Scientists have long known that the human immune system has a method for detecting and destroying precancerous cells. But finding the cells behind this defense mechanism in order to study and perhaps even mimic them has proved quite the challenge. Since the malignant precancerous cells are eradicated before we even know they exist, identifying the cells that killed them seemed nearly impossible. Now European researchers have built a microfluidic biosensor that traps single immune cells together with single tumor cells, allowing the researchers to pick the most potent of these cancer killers out of a crowded field.
The project, called Cell On CHIp bioSEnsor (COCHISE), was initiated by microsystems engineer Roberto Guerrieri at the University of Bologna, Italy. Guerrieri noticed that immunologists had no way to identify and isolate those rare immune cells, or lymphocytes, with antitumor properties–only about one in every 1,000 immune cells has such properties.
Together with postdoctoral researcher Massimo Bocchi, Guerrieri created a microfluidics platform with an array of 1,536 microwells. In each well, electric fields force contact between a fluorescently labeled tumor cell and a labeled immune cell. An automated system then scans the array and detects wells in which the tumor cell’s color has disappeared, thereby identifying the lymphocytes that are likely most effective against the leukemia and lymphoma cancers they tested.
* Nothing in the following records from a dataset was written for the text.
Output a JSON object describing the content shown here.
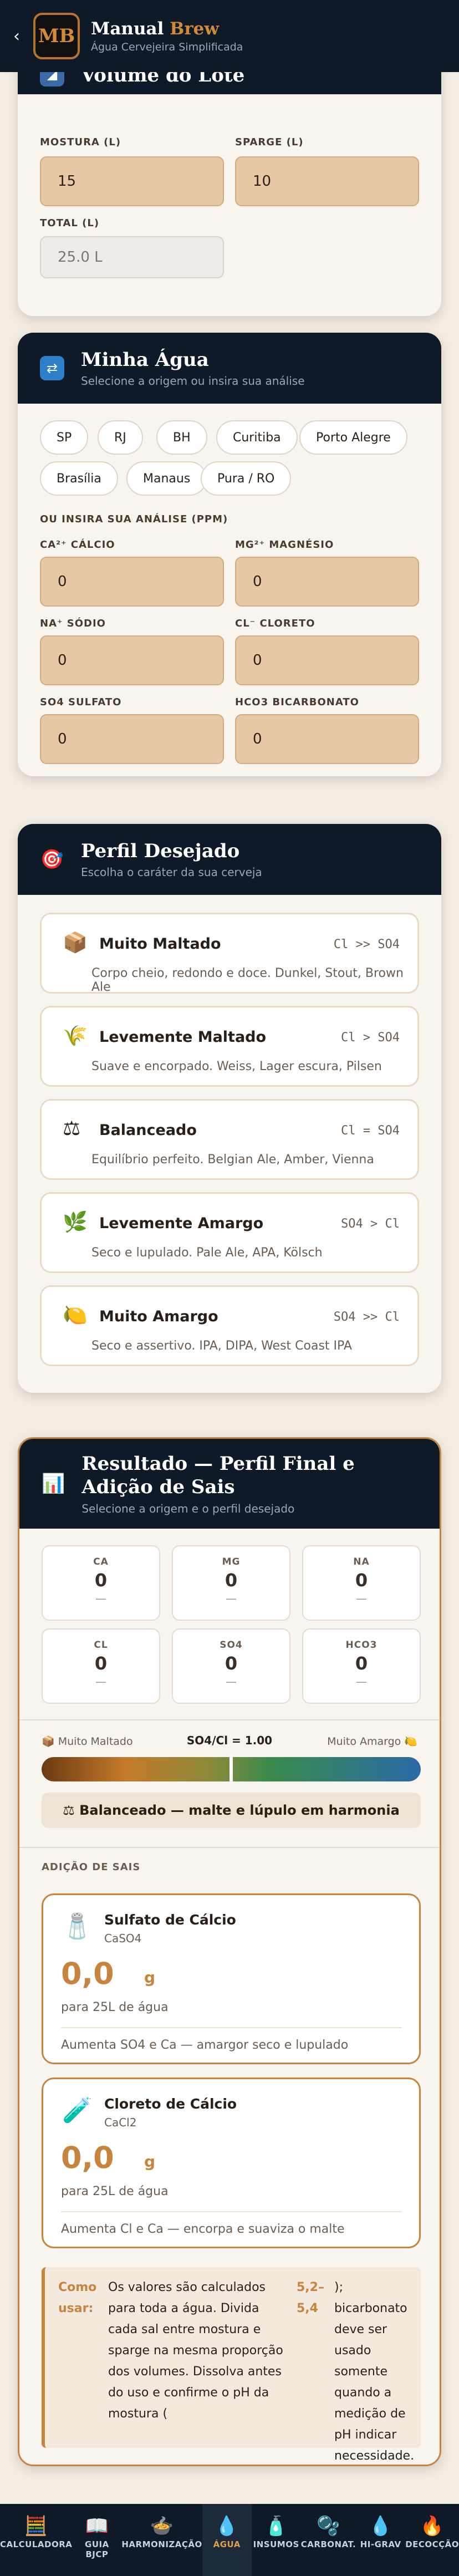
{
  "header": {
    "title_main": "Manual",
    "title_accent": "Brew",
    "subtitle": "Água Cervejeira Simplificada",
    "logo_text": "MB"
  },
  "volume": {
    "title": "Volume do Lote",
    "mostura_label": "MOSTURA (L)",
    "mostura_value": "15",
    "sparge_label": "SPARGE (L)",
    "sparge_value": "10",
    "total_label": "TOTAL (L)",
    "total_value": "25.0 L"
  },
  "water": {
    "title": "Minha Água",
    "subtitle": "Selecione a origem ou insira sua análise",
    "chips": [
      "SP",
      "RJ",
      "BH",
      "Curitiba",
      "Porto Alegre",
      "Brasília",
      "Manaus",
      "Pura / RO"
    ],
    "manual_label": "OU INSIRA SUA ANÁLISE (PPM)",
    "fields": [
      {
        "label": "CA²⁺ CÁLCIO",
        "value": "0"
      },
      {
        "label": "MG²⁺ MAGNÉSIO",
        "value": "0"
      },
      {
        "label": "NA⁺ SÓDIO",
        "value": "0"
      },
      {
        "label": "CL⁻ CLORETO",
        "value": "0"
      },
      {
        "label": "SO4 SULFATO",
        "value": "0"
      },
      {
        "label": "HCO3 BICARBONATO",
        "value": "0"
      }
    ]
  },
  "profile": {
    "title": "Perfil Desejado",
    "subtitle": "Escolha o caráter da sua cerveja",
    "options": [
      {
        "icon": "📦",
        "name": "Muito Maltado",
        "ratio": "Cl >> SO4",
        "desc": "Corpo cheio, redondo e doce. Dunkel, Stout, Brown Ale"
      },
      {
        "icon": "🌾",
        "name": "Levemente Maltado",
        "ratio": "Cl > SO4",
        "desc": "Suave e encorpado. Weiss, Lager escura, Pilsen"
      },
      {
        "icon": "⚖",
        "name": "Balanceado",
        "ratio": "Cl = SO4",
        "desc": "Equilíbrio perfeito. Belgian Ale, Amber, Vienna"
      },
      {
        "icon": "🌿",
        "name": "Levemente Amargo",
        "ratio": "SO4 > Cl",
        "desc": "Seco e lupulado. Pale Ale, APA, Kölsch"
      },
      {
        "icon": "🍋",
        "name": "Muito Amargo",
        "ratio": "SO4 >> Cl",
        "desc": "Seco e assertivo. IPA, DIPA, West Coast IPA"
      }
    ]
  },
  "result": {
    "title": "Resultado — Perfil Final e Adição de Sais",
    "subtitle": "Selecione a origem e o perfil desejado",
    "ions": [
      {
        "name": "CA",
        "value": "0",
        "dash": "—"
      },
      {
        "name": "MG",
        "value": "0",
        "dash": "—"
      },
      {
        "name": "NA",
        "value": "0",
        "dash": "—"
      },
      {
        "name": "CL",
        "value": "0",
        "dash": "—"
      },
      {
        "name": "SO4",
        "value": "0",
        "dash": "—"
      },
      {
        "name": "HCO3",
        "value": "0",
        "dash": "—"
      }
    ],
    "scale_left": "📦 Muito Maltado",
    "scale_ratio": "SO4/Cl = 1.00",
    "scale_right": "Muito Amargo 🍋",
    "scale_position": 0.5,
    "balance_label": "⚖ Balanceado — malte e lúpulo em harmonia",
    "salts_header": "ADIÇÃO DE SAIS",
    "salts": [
      {
        "icon": "🧂",
        "name": "Sulfato de Cálcio",
        "formula": "CaSO4",
        "amount": "0,0",
        "unit": "g",
        "per": "para 25L de água",
        "note": "Aumenta SO4 e Ca — amargor seco e lupulado"
      },
      {
        "icon": "🧪",
        "name": "Cloreto de Cálcio",
        "formula": "CaCl2",
        "amount": "0,0",
        "unit": "g",
        "per": "para 25L de água",
        "note": "Aumenta Cl e Ca — encorpa e suaviza o malte"
      }
    ],
    "howto_label": "Como usar:",
    "howto_text": "Os valores são calculados para toda a água. Divida cada sal entre mostura e sparge na mesma proporção dos volumes. Dissolva antes do uso e confirme o pH da mostura (",
    "howto_ph": "5,2–5,4",
    "howto_tail": "); bicarbonato deve ser usado somente quando a medição de pH indicar necessidade."
  },
  "tabs": [
    {
      "icon": "🧮",
      "label": "CALCULADORA",
      "active": false
    },
    {
      "icon": "📖",
      "label": "GUIA BJCP",
      "active": false
    },
    {
      "icon": "🍲",
      "label": "HARMONIZAÇÃO",
      "active": false
    },
    {
      "icon": "💧",
      "label": "ÁGUA",
      "active": true
    },
    {
      "icon": "🧴",
      "label": "INSUMOS",
      "active": false
    },
    {
      "icon": "🫧",
      "label": "CARBONAT.",
      "active": false
    },
    {
      "icon": "💧",
      "label": "HI-GRAV",
      "active": false
    },
    {
      "icon": "🔥",
      "label": "DECOCÇÃO",
      "active": false
    }
  ],
  "colors": {
    "accent": "#c7843f",
    "navy": "#0e1a28",
    "input": "#e8c7a4"
  }
}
The researchers then collect the individual cells that have triumphed over the tumor cells andprovide them to immunologists for study and propagation. “Analyzing a cell we know is active is a large step for research, because you can correlate expression of cytokines or gene expression,” Bocchi says. “You can then identify genetic properties that are probably responsible for the cell being active against the tumor.” He notes that this could one day be used to find new drugs to fight the disease.
Guerrieri and his colleagues are also working to clone entire cell lines from these single, potent lymphocytes. They plan to see if the resulting daughter cells maintain the same anticancer properties. If so, such an approach could be useful for developing cancer vaccines based on a transplant of a patient’s own lymphocytes, the researchers say.
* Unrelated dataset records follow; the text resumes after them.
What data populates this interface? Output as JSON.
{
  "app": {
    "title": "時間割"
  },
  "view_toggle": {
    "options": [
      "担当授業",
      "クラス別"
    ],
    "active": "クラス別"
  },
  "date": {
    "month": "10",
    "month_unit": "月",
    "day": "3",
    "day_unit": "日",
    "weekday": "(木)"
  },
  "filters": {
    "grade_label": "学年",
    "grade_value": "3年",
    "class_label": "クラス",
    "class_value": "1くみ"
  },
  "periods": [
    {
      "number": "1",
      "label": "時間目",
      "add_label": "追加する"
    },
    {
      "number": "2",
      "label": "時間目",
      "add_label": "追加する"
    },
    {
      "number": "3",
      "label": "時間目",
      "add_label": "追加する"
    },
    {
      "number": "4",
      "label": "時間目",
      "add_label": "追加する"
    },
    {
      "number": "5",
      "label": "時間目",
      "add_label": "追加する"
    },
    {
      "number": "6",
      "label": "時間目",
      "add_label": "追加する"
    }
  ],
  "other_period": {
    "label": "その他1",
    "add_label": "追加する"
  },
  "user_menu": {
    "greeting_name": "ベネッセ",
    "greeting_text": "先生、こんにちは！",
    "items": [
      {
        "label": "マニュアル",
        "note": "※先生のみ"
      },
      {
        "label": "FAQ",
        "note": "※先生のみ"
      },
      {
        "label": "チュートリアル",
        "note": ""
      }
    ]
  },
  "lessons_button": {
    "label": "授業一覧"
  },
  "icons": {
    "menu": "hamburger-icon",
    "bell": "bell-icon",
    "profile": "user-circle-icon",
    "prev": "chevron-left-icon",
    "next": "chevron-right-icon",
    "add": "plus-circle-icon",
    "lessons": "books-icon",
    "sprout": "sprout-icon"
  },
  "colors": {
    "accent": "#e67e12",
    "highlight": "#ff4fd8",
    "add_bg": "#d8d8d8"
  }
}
As far as the biosensor is concerned, “the design itself is not really new,” says Luke Lee, director of the Biomolecular Nanotechnology Center at the University of California at Berkeley. Others have developed similar designs, although Lee notes that none are as user-friendly as the COCHISE system. Unlike the other devices, Lee says, the biosensor devised by Guerrieri and Bocchi and their collaborators offers a way to cleanly deliver cells to the chip and manipulate them. “Most demonstrations aren’t as clean as this,” he says.